10 Things to Know Before You Visit Iguazu Falls, Brazil

Max Flow | © David Becker / Flickr
Max Flow | © David Becker / Flickr
In the case of the absolutely breathtaking Iguazu Falls, which is shared between Brazil and Argentina, it doesn’t matter how many photos, or how much video you see of it, it always lives up to the hype. Here are some helpful facts and info to know before your legendary day at the Iguazu waterfalls.
Lonesome Rock © Marcelo Cesar Augusto Romeo / Flickr

Open earth

One of the most unique waterfalls on the planet, and now one of the most famous, was created when an enormous volcanic eruption created a huge crack in the earth, which creates the incredible spectacle as the Paraná River runs off it.

Sheer enormity

To put in perspective the enormity of this volcanic crack, Iguazu Falls is not only 31 meters (102 feet) taller at the highest points, than the more famous Niagara Falls, but it is also twice as wide!

Famous Iguazu Rainbow © Rachael Taft / Flickr

Who left the tap on?

Those figures do not make Iguazu the biggest waterfall in the world, however, it certainly is one of the wettest, something you appreciate when you visit, as the sound of the water is deafening. A staggering flow rate average of 62,000 cubic feet of water flow over the edge, every single second.
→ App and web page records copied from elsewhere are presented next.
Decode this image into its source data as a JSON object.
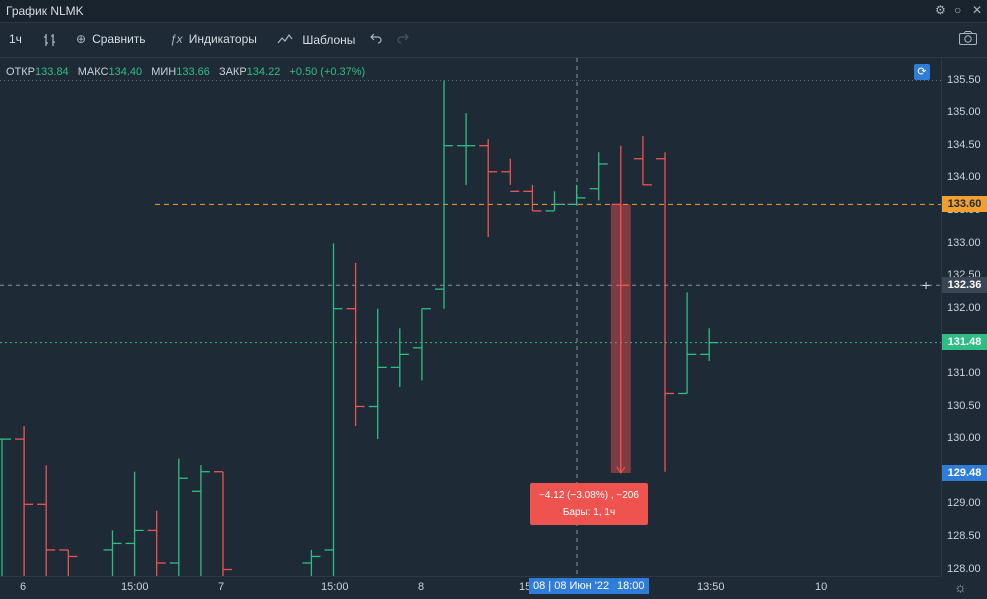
{
  "window": {
    "title": "График NLMK",
    "gear": "⚙",
    "minimize": "○",
    "close": "✕"
  },
  "toolbar": {
    "interval": "1ч",
    "bar_style_icon": "bars-icon",
    "compare_label": "Сравнить",
    "indicators_label": "Индикаторы",
    "templates_label": "Шаблоны",
    "undo_icon": "undo-icon",
    "redo_icon": "redo-icon",
    "camera_icon": "camera-icon"
  },
  "ohlc": {
    "open_label": "ОТКР",
    "open": "133.84",
    "high_label": "МАКС",
    "high": "134.40",
    "low_label": "МИН",
    "low": "133.66",
    "close_label": "ЗАКР",
    "close": "134.22",
    "change": "+0.50 (+0.37%)"
  },
  "colors": {
    "up": "#2ebd85",
    "down": "#ef5350",
    "accent": "#2f7dd8",
    "level": "#f0a030"
  },
  "price_axis": {
    "ticks": [
      "135.50",
      "135.00",
      "134.50",
      "134.00",
      "133.50",
      "133.00",
      "132.50",
      "132.00",
      "131.50",
      "131.00",
      "130.50",
      "130.00",
      "129.50",
      "129.00",
      "128.50",
      "128.00"
    ],
    "level_label": "133.60",
    "crosshair_label": "132.36",
    "last_label": "131.48",
    "measure_low_label": "129.48"
  },
  "time_axis": {
    "ticks": [
      "6",
      "15:00",
      "7",
      "15:00",
      "8",
      "15",
      "13:50",
      "10"
    ],
    "cursor_label": "08 | 08 Июн '22",
    "cursor_time": "18:00"
  },
  "measure_tooltip": {
    "line1": "−4.12 (−3.08%) , −206",
    "line2": "Бары: 1, 1ч"
  },
  "chart_data": {
    "type": "ohlc",
    "ylim": [
      127.9,
      135.85
    ],
    "bars": [
      {
        "x": 0,
        "o": 130.0,
        "h": 130.0,
        "l": 127.9,
        "c": 130.0
      },
      {
        "x": 1,
        "o": 130.0,
        "h": 130.2,
        "l": 127.9,
        "c": 129.0
      },
      {
        "x": 2,
        "o": 129.0,
        "h": 129.6,
        "l": 127.9,
        "c": 128.3
      },
      {
        "x": 3,
        "o": 128.3,
        "h": 128.3,
        "l": 127.9,
        "c": 128.2
      },
      {
        "x": 5,
        "o": 128.3,
        "h": 128.6,
        "l": 127.9,
        "c": 128.4
      },
      {
        "x": 6,
        "o": 128.4,
        "h": 129.5,
        "l": 127.9,
        "c": 128.6
      },
      {
        "x": 7,
        "o": 128.6,
        "h": 128.9,
        "l": 127.9,
        "c": 128.1
      },
      {
        "x": 8,
        "o": 128.1,
        "h": 129.7,
        "l": 127.9,
        "c": 129.4
      },
      {
        "x": 9,
        "o": 129.2,
        "h": 129.6,
        "l": 127.9,
        "c": 129.5
      },
      {
        "x": 10,
        "o": 129.5,
        "h": 129.5,
        "l": 127.9,
        "c": 128.0
      },
      {
        "x": 14,
        "o": 128.1,
        "h": 128.3,
        "l": 127.9,
        "c": 128.2
      },
      {
        "x": 15,
        "o": 128.3,
        "h": 133.0,
        "l": 127.9,
        "c": 132.0
      },
      {
        "x": 16,
        "o": 132.0,
        "h": 132.7,
        "l": 130.2,
        "c": 130.5
      },
      {
        "x": 17,
        "o": 130.5,
        "h": 132.0,
        "l": 130.0,
        "c": 131.1
      },
      {
        "x": 18,
        "o": 131.1,
        "h": 131.7,
        "l": 130.8,
        "c": 131.3
      },
      {
        "x": 19,
        "o": 131.4,
        "h": 132.0,
        "l": 130.9,
        "c": 132.0
      },
      {
        "x": 20,
        "o": 132.3,
        "h": 135.5,
        "l": 132.0,
        "c": 134.5
      },
      {
        "x": 21,
        "o": 134.5,
        "h": 135.0,
        "l": 133.9,
        "c": 134.5
      },
      {
        "x": 22,
        "o": 134.5,
        "h": 134.6,
        "l": 133.1,
        "c": 134.1
      },
      {
        "x": 23,
        "o": 134.1,
        "h": 134.3,
        "l": 133.9,
        "c": 133.8
      },
      {
        "x": 24,
        "o": 133.8,
        "h": 133.9,
        "l": 133.5,
        "c": 133.5
      },
      {
        "x": 25,
        "o": 133.5,
        "h": 133.8,
        "l": 133.5,
        "c": 133.6
      },
      {
        "x": 26,
        "o": 133.6,
        "h": 133.9,
        "l": 133.6,
        "c": 133.7
      },
      {
        "x": 27,
        "o": 133.84,
        "h": 134.4,
        "l": 133.66,
        "c": 134.22
      },
      {
        "x": 28,
        "o": 133.6,
        "h": 134.5,
        "l": 129.48,
        "c": 132.36
      },
      {
        "x": 29,
        "o": 134.3,
        "h": 134.65,
        "l": 133.9,
        "c": 133.9
      },
      {
        "x": 30,
        "o": 134.3,
        "h": 134.4,
        "l": 129.5,
        "c": 130.7
      },
      {
        "x": 31,
        "o": 130.7,
        "h": 132.25,
        "l": 130.7,
        "c": 131.3
      },
      {
        "x": 32,
        "o": 131.3,
        "h": 131.7,
        "l": 131.2,
        "c": 131.48
      }
    ]
  }
}
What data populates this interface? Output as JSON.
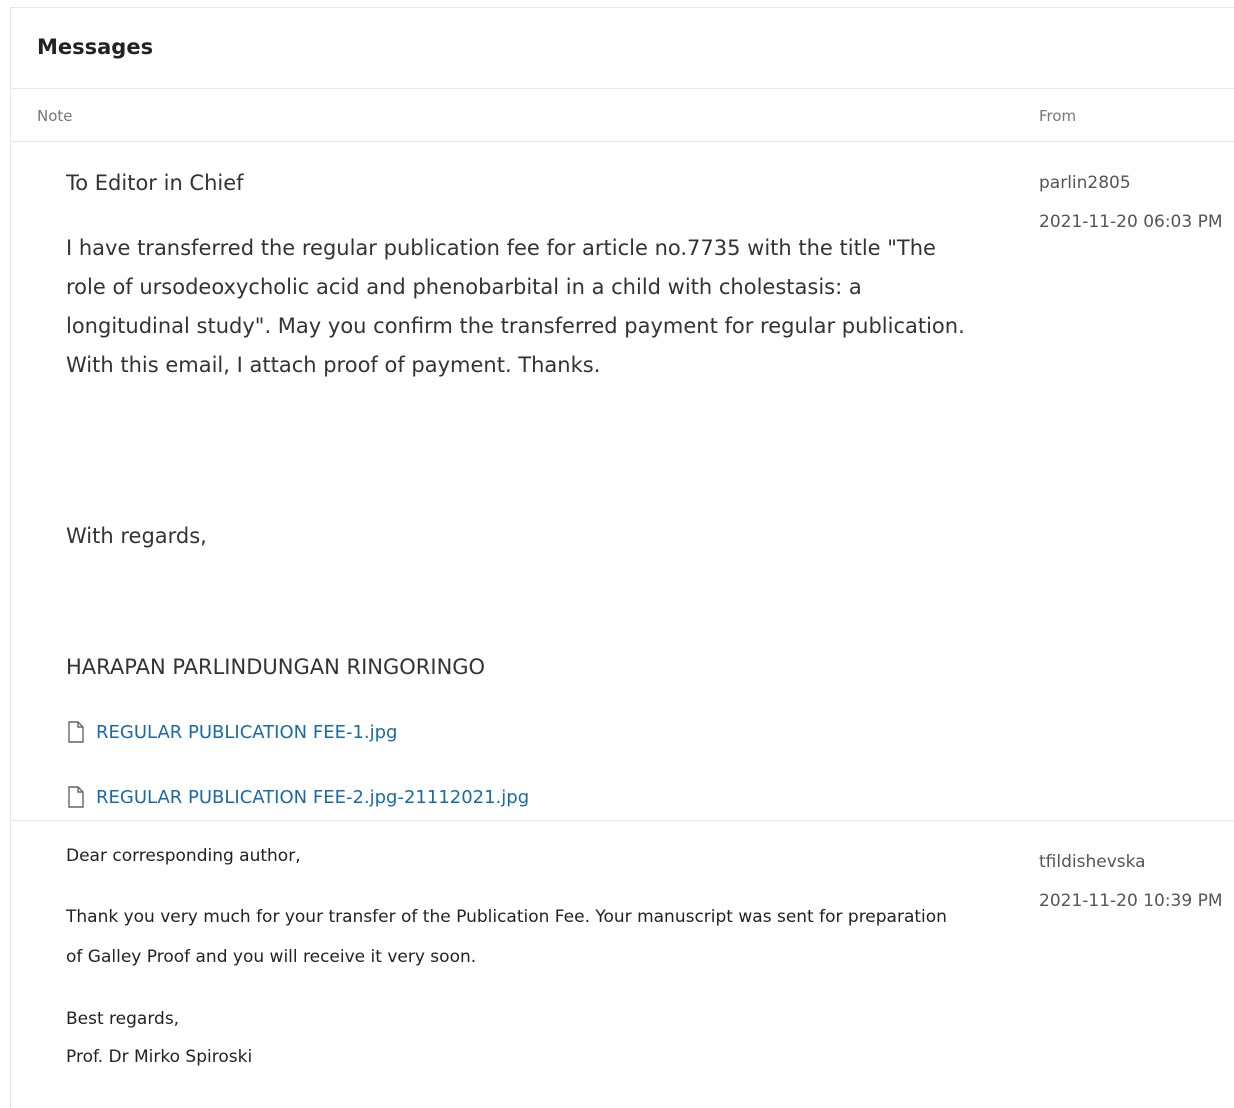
{
  "panel": {
    "title": "Messages",
    "columns": {
      "note": "Note",
      "from": "From"
    }
  },
  "messages": [
    {
      "salutation": "To Editor in Chief",
      "body": "I have transferred the regular publication fee for article no.7735 with the title \"The role of ursodeoxycholic acid and phenobarbital in a child with cholestasis: a longitudinal study\". May you confirm the transferred payment for regular publication. With this email, I attach proof of payment. Thanks.",
      "closing": "With regards,",
      "signature": "HARAPAN PARLINDUNGAN RINGORINGO",
      "attachments": [
        {
          "name": "REGULAR PUBLICATION FEE-1.jpg",
          "icon": "file-icon"
        },
        {
          "name": "REGULAR PUBLICATION FEE-2.jpg-21112021.jpg",
          "icon": "file-icon"
        }
      ],
      "from_user": "parlin2805",
      "from_date": "2021-11-20 06:03 PM"
    },
    {
      "salutation": "Dear corresponding author,",
      "body": "Thank you very much for your transfer of the Publication Fee. Your manuscript was sent for preparation of Galley Proof and you will receive it very soon.",
      "closing": "Best regards,",
      "signature": "Prof. Dr Mirko Spiroski",
      "from_user": "tfildishevska",
      "from_date": "2021-11-20 10:39 PM"
    }
  ],
  "colors": {
    "link": "#1a6aa6",
    "border": "#e6e6e6",
    "muted": "#777777"
  }
}
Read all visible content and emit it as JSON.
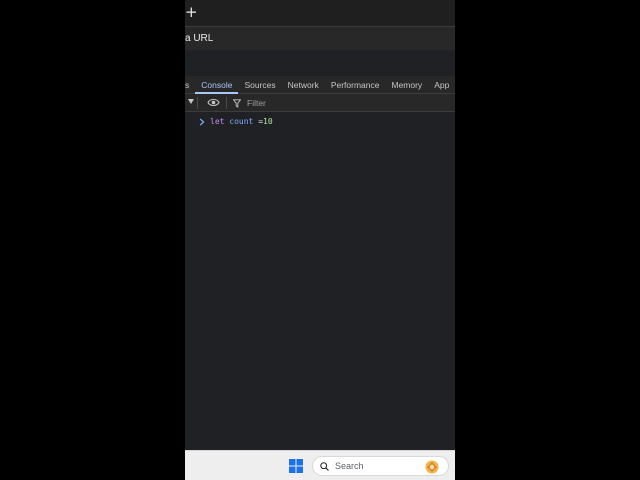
{
  "browser": {
    "new_tab_glyph": "+",
    "address_fragment": "a URL"
  },
  "devtools": {
    "tabs": [
      {
        "label": "s",
        "active": false
      },
      {
        "label": "Console",
        "active": true
      },
      {
        "label": "Sources",
        "active": false
      },
      {
        "label": "Network",
        "active": false
      },
      {
        "label": "Performance",
        "active": false
      },
      {
        "label": "Memory",
        "active": false
      },
      {
        "label": "App",
        "active": false
      }
    ],
    "toolbar": {
      "filter_label": "Filter"
    }
  },
  "console": {
    "input": {
      "keyword": "let",
      "identifier": "count",
      "operator": "=",
      "value": "10"
    }
  },
  "taskbar": {
    "search_label": "Search"
  },
  "icons": {
    "new_tab": "plus-icon",
    "toolbar_dropdown": "caret-down-icon",
    "live_expression": "eye-icon",
    "filter": "filter-icon",
    "prompt": "chevron-right-icon",
    "start": "windows-logo-icon",
    "search": "search-icon",
    "widget": "widget-icon"
  },
  "colors": {
    "active_tab": "#a8c7fa",
    "keyword": "#c58af9",
    "identifier": "#7cacf8",
    "number": "#b6e3a1",
    "windows_blue": "#1a73e8"
  }
}
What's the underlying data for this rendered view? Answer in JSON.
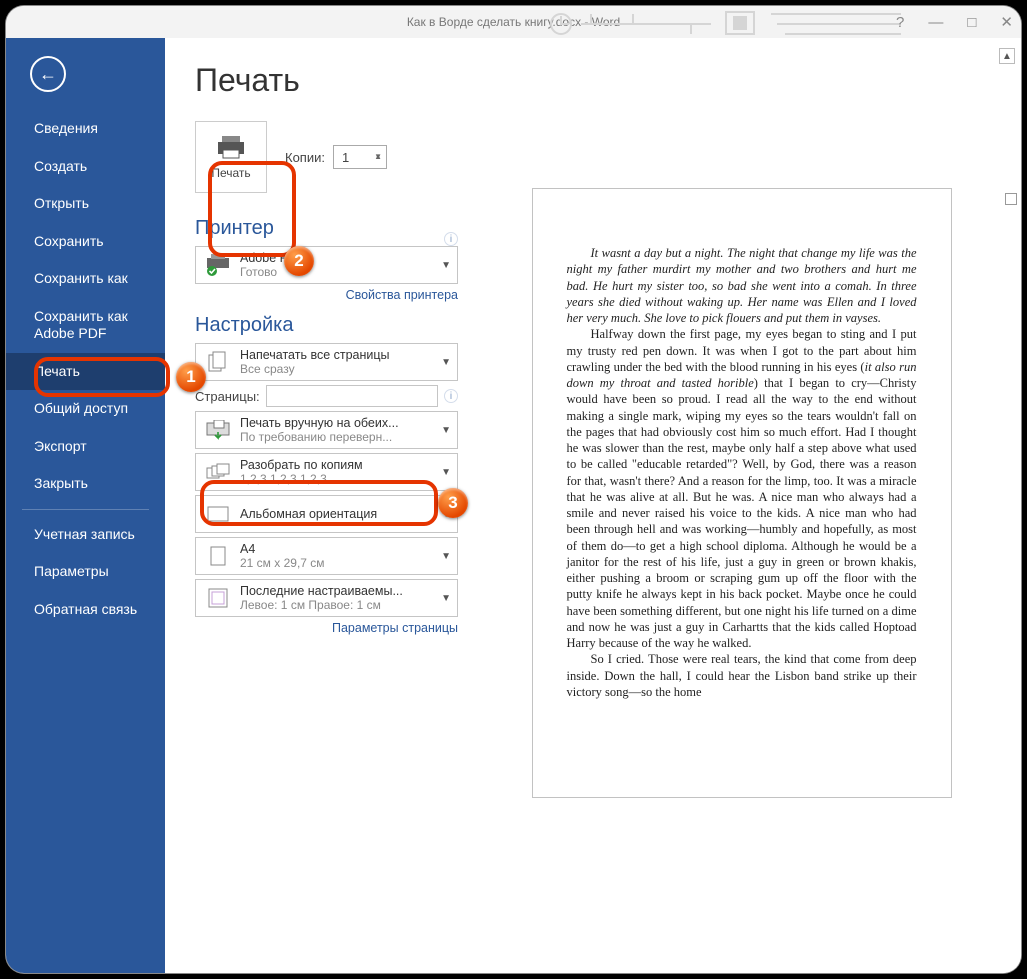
{
  "window": {
    "title": "Как в Ворде сделать книгу.docx - Word",
    "help": "?",
    "minimize": "—",
    "restore": "□",
    "close": "✕"
  },
  "sidebar": {
    "back": "←",
    "items": [
      {
        "label": "Сведения"
      },
      {
        "label": "Создать"
      },
      {
        "label": "Открыть"
      },
      {
        "label": "Сохранить"
      },
      {
        "label": "Сохранить как"
      },
      {
        "label": "Сохранить как Adobe PDF"
      },
      {
        "label": "Печать"
      },
      {
        "label": "Общий доступ"
      },
      {
        "label": "Экспорт"
      },
      {
        "label": "Закрыть"
      }
    ],
    "bottom": [
      {
        "label": "Учетная запись"
      },
      {
        "label": "Параметры"
      },
      {
        "label": "Обратная связь"
      }
    ]
  },
  "print": {
    "heading": "Печать",
    "button_label": "Печать",
    "copies_label": "Копии:",
    "copies_value": "1",
    "printer_heading": "Принтер",
    "printer": {
      "name": "Adobe PDF",
      "status": "Готово"
    },
    "printer_props": "Свойства принтера",
    "settings_heading": "Настройка",
    "pages_label": "Страницы:",
    "page_setup": "Параметры страницы",
    "options": {
      "range": {
        "l1": "Напечатать все страницы",
        "l2": "Все сразу"
      },
      "sides": {
        "l1": "Печать вручную на обеих...",
        "l2": "По требованию переверн..."
      },
      "collate": {
        "l1": "Разобрать по копиям",
        "l2": "1,2,3   1,2,3   1,2,3"
      },
      "orient": {
        "l1": "Альбомная ориентация",
        "l2": ""
      },
      "paper": {
        "l1": "A4",
        "l2": "21 см x 29,7 см"
      },
      "margins": {
        "l1": "Последние настраиваемы...",
        "l2": "Левое: 1 см  Правое: 1 см"
      }
    }
  },
  "callouts": {
    "n1": "1",
    "n2": "2",
    "n3": "3"
  },
  "doc": {
    "p1a": "It wasnt a day but a night. The night that change my life was the night my father murdirt my mother and two brothers and hurt me bad. He hurt my sister too, so bad she went into a comah. In three years she died without waking up. Her name was Ellen and I loved her very much. She love to pick flouers and put them in vayses.",
    "p2a": "Halfway down the first page, my eyes began to sting and I put my trusty red pen down. It was when I got to the part about him crawling under the bed with the blood running in his eyes (",
    "p2b": "it also run down my throat and tasted horible",
    "p2c": ") that I began to cry—Christy would have been so proud. I read all the way to the end without making a single mark, wiping my eyes so the tears wouldn't fall on the pages that had obviously cost him so much effort. Had I thought he was slower than the rest, maybe only half a step above what used to be called \"educable retarded\"? Well, by God, there was a reason for that, wasn't there? And a reason for the limp, too. It was a miracle that he was alive at all. But he was. A nice man who always had a smile and never raised his voice to the kids. A nice man who had been through hell and was working—humbly and hopefully, as most of them do—to get a high school diploma. Although he would be a janitor for the rest of his life, just a guy in green or brown khakis, either pushing a broom or scraping gum up off the floor with the putty knife he always kept in his back pocket. Maybe once he could have been something different, but one night his life turned on a dime and now he was just a guy in Carhartts that the kids called Hoptoad Harry because of the way he walked.",
    "p3": "So I cried. Those were real tears, the kind that come from deep inside. Down the hall, I could hear the Lisbon band strike up their victory song—so the home"
  }
}
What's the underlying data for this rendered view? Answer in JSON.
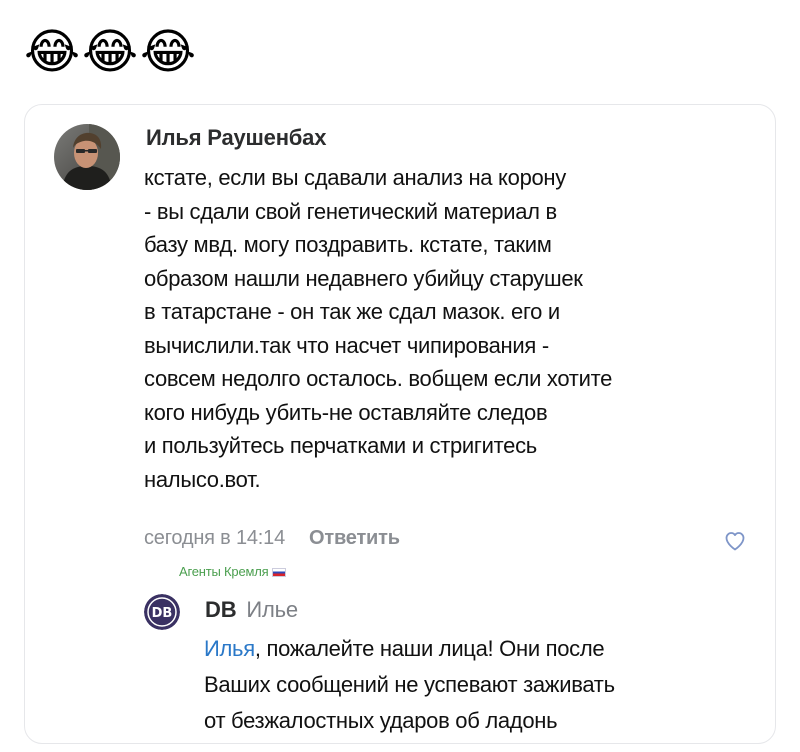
{
  "header": {
    "emojis": [
      "😂",
      "😂",
      "😂"
    ]
  },
  "comment": {
    "author": "Илья Раушенбах",
    "text": "кстате, если вы сдавали анализ на корону\n- вы сдали свой генетический материал в\nбазу мвд. могу поздравить. кстате, таким\nобразом нашли недавнего убийцу старушек\nв татарстане - он так же сдал мазок. его и\nвычислили.так что насчет чипирования -\nсовсем недолго осталось. вобщем если хотите\nкого нибудь убить-не оставляйте следов\nи пользуйтесь перчатками и стригитесь\nналысо.вот.",
    "timestamp": "сегодня в 14:14",
    "reply_label": "Ответить",
    "like_icon": "heart-outline-icon"
  },
  "group_label": "Агенты Кремля",
  "reply": {
    "avatar_text": "DB",
    "author": "DB",
    "to": "Илье",
    "mention": "Илья",
    "text": ", пожалейте наши лица! Они после\nВаших сообщений не успевают заживать\nот безжалостных ударов об ладонь"
  },
  "colors": {
    "mention": "#2a78c8",
    "meta": "#8b8e93",
    "group_label": "#4b9f4f"
  }
}
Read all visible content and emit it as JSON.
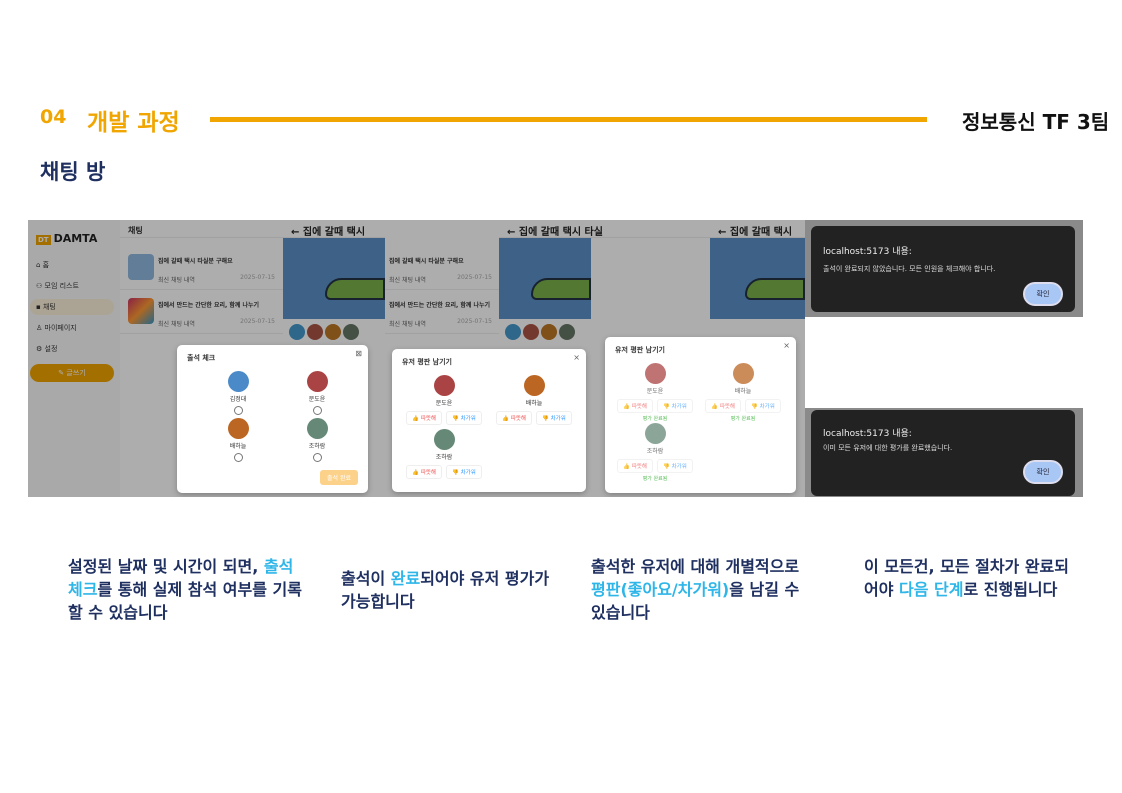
{
  "header": {
    "number": "04",
    "section": "개발 과정",
    "team": "정보통신 TF 3팀",
    "subtitle": "채팅 방"
  },
  "app": {
    "logo_badge": "DT",
    "logo": "DAMTA",
    "nav": [
      "홈",
      "모임 리스트",
      "채팅",
      "마이페이지",
      "설정"
    ],
    "write": "글쓰기",
    "list_title": "채팅",
    "rooms": [
      {
        "title": "집에 갈때 택시 타실분 구해요",
        "sub": "최신 채팅 내역",
        "date": "2025-07-15"
      },
      {
        "title": "집에서 만드는 간단한 요리, 함께 나누기",
        "sub": "최신 채팅 내역",
        "date": "2025-07-15"
      }
    ],
    "chat_title": "집에 갈때 택시 타실분",
    "chat_title2": "집에 갈때 택시 타실"
  },
  "attendance": {
    "title": "출석 체크",
    "users": [
      "김정대",
      "문도윤",
      "배하늘",
      "조하람"
    ],
    "submit": "출석 완료"
  },
  "rating": {
    "title": "유저 평판 남기기",
    "like": "따뜻해",
    "dislike": "차가워",
    "done": "평가 완료됨",
    "users": [
      "문도윤",
      "배하늘",
      "조하람"
    ]
  },
  "alerts": [
    {
      "host": "localhost:5173 내용:",
      "msg": "출석이 완료되지 않았습니다. 모든 인원을 체크해야 합니다.",
      "ok": "확인"
    },
    {
      "host": "localhost:5173 내용:",
      "msg": "이미 모든 유저에 대한 평가를 완료했습니다.",
      "ok": "확인"
    }
  ],
  "captions": [
    {
      "a": "설정된 날짜 및 시간이 되면, ",
      "b": "출석 체크",
      "c": "를 통해 실제 참석 여부를 기록할 수 있습니다"
    },
    {
      "a": "출석이 ",
      "b": "완료",
      "c": "되어야 유저 평가가 가능합니다"
    },
    {
      "a": "출석한 유저에 대해 개별적으로 ",
      "b": "평판(좋아요/차가워)",
      "c": "을 남길 수 있습니다"
    },
    {
      "a": "이 모든건, 모든 절차가 완료되어야 ",
      "b": "다음 단계",
      "c": "로 진행됩니다"
    }
  ]
}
Dry run

Due to the size, surface area and incredible number of actual cliffs, edges and falls located within the crevasse of Iguazu, there is still a stretch of almost 3,000 feet of the 1.7 mile long falls that doesn’t have any water running over it.

Green Growth © Marissa Strniste / Flickr

Triple frontier

Rivers are often used as dividing lines and borders between territories and nations and the natural curve of the Parana River weaves and bends its way alongside Paraguay, Argentina and Brazil, at a point where you can view all three “frontiers.” The waterfall itself is shared between the nations of Brazil, and Argentina.

Remote location

Good things come to those who wait, and great things come to those willing who go long distances. That is certainly the case when visiting the falls as they’re located on the southwest corner of Brazil, 8 to 10 hours from the closest big city of Curitiba. From the Argentinian perspective, the closest notable city is the capital, Buenos Aires, which is between 15 and 18 hours drive away.

Calm Before The Storm © Marissa Strniste / Flickr

Brazilian side

From the green and gold side of the falls, you will pay just under 64 Brazilian Reals (2018) which correlates to roughly $18.50 USD. This includes your entrance to the park, from open to close, transportation to the beginning of the trail along the river’s edge, and transportation back to the main gate of the park. Average duration of time to walk the 1.5 km trail, and river walk over the waters edge is usually 1.5 – 3 hours.

Argentinian side

From the blue and white side of the falls, where you will of course have to factor in the process of crossing an international border, the entrance cost to the park will set you back 500 Argentinian Pesos, roughly $25 USD (2018) but the cost is justified as the average time spent on the Argentinian side to see everything is between 3 and 6 hours.

Steam Rising © Ellie Enking / Flickr

When to go

As mentioned before, the river is always gushing so there is no fear of witnessing a dry falls, however there is a good and bad time to visit the falls. The winters in this area of Brazil are never cold, but the water level can be considerably lower than other seasons, and summer can be unbearably humid, so it is recommended to visit in the tranquil seasons of fall, or spring.


Iguazu Falls, which in Guarani and Tupi translate to ‘big water’ has been globally featured as the impressive backdrop in a number of big Hollywood productions including the movie, Indiana Jones and the Kingdom of the Crystal Skull.